Try it: Filtering the records below, copy only those lines that include the word "title".

Supplied material:
▬▬▬▬▬▬▬▬▬▬

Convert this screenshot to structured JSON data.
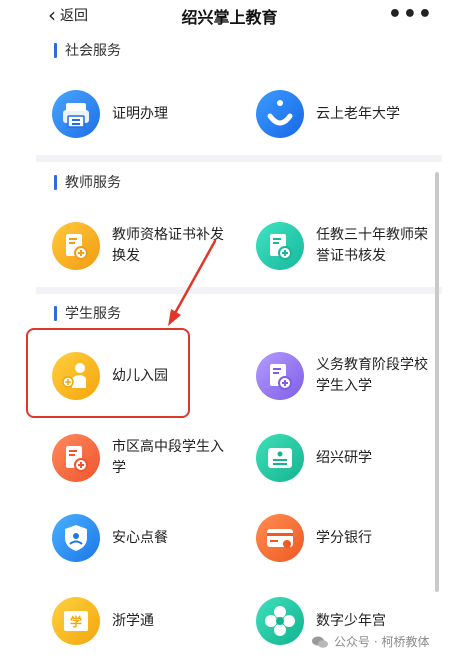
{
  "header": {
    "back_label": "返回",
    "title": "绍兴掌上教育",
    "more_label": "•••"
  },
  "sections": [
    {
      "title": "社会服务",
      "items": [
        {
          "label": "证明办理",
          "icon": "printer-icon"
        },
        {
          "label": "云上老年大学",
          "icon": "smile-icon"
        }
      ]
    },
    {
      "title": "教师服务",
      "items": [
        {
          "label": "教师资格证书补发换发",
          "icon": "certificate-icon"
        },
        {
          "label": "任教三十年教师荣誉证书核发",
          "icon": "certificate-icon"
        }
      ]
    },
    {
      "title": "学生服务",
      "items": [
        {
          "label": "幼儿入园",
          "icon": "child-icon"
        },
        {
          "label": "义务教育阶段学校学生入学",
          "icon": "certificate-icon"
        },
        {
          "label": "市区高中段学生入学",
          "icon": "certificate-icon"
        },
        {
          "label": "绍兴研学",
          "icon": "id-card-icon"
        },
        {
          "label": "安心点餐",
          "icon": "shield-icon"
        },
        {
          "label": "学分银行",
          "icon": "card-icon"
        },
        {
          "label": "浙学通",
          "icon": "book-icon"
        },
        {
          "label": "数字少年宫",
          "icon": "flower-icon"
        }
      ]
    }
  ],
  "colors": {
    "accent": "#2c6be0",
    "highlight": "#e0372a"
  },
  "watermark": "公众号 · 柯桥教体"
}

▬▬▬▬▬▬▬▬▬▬

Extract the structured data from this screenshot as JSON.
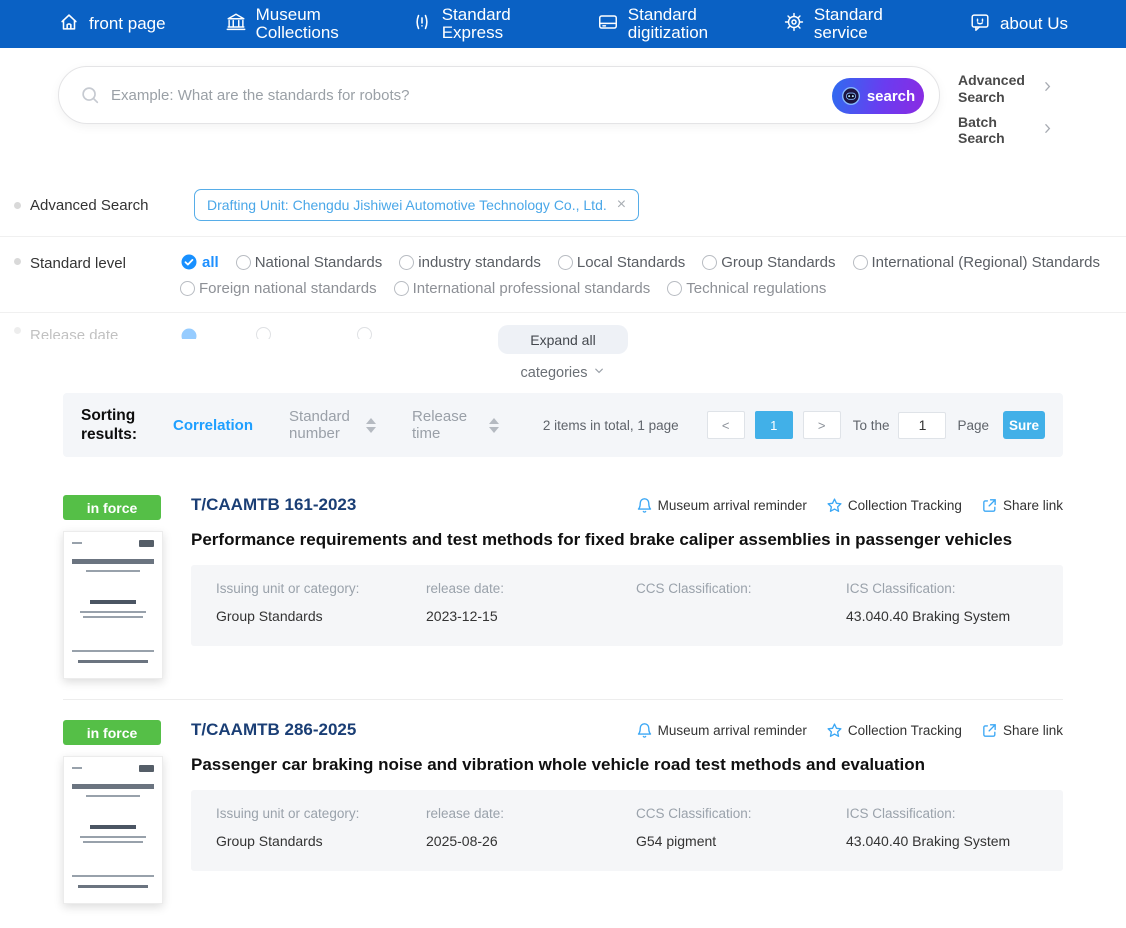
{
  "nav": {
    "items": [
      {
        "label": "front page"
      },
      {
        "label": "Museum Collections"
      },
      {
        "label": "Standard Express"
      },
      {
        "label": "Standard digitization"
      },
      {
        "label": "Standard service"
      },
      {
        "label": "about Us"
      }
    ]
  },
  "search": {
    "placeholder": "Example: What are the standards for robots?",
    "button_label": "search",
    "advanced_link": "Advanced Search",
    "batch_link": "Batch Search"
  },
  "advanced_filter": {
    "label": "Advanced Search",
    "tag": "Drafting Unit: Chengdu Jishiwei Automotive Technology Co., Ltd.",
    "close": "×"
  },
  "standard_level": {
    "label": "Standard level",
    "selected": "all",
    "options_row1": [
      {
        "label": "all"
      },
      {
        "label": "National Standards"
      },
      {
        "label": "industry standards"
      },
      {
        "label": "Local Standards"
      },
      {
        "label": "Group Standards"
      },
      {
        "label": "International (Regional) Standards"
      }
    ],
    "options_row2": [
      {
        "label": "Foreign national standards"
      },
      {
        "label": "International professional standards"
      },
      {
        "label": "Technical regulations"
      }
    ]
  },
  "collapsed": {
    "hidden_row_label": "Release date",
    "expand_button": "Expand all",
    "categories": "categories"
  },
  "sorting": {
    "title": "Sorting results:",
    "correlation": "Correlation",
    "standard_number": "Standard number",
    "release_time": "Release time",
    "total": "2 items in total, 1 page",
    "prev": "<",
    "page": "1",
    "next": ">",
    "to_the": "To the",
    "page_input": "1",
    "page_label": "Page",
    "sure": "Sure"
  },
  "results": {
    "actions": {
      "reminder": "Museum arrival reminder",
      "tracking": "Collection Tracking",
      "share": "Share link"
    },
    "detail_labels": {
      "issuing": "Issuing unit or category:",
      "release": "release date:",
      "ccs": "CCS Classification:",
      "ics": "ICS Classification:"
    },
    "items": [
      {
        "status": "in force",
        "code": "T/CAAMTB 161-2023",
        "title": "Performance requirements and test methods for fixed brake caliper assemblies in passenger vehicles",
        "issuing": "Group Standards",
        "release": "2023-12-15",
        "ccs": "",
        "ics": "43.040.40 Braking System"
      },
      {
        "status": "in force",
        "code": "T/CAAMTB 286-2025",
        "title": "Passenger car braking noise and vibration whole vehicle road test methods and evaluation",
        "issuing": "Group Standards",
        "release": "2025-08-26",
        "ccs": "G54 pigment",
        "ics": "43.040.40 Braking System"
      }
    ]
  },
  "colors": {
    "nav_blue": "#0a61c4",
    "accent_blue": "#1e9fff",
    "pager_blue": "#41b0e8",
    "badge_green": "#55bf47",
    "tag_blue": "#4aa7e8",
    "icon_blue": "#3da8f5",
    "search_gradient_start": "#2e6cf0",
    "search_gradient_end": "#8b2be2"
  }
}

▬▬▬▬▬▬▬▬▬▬

Written response:
    "title": "绍兴掌上教育",
      "title": "社会服务",
      "title": "教师服务",
      "title": "学生服务",
    "title": "Sorting results:",
        "title": "Performance requirements and test methods for fixed brake caliper assemblies in passenger vehicles",
        "title": "Passenger car braking noise and vibration whole vehicle road test methods and evaluation",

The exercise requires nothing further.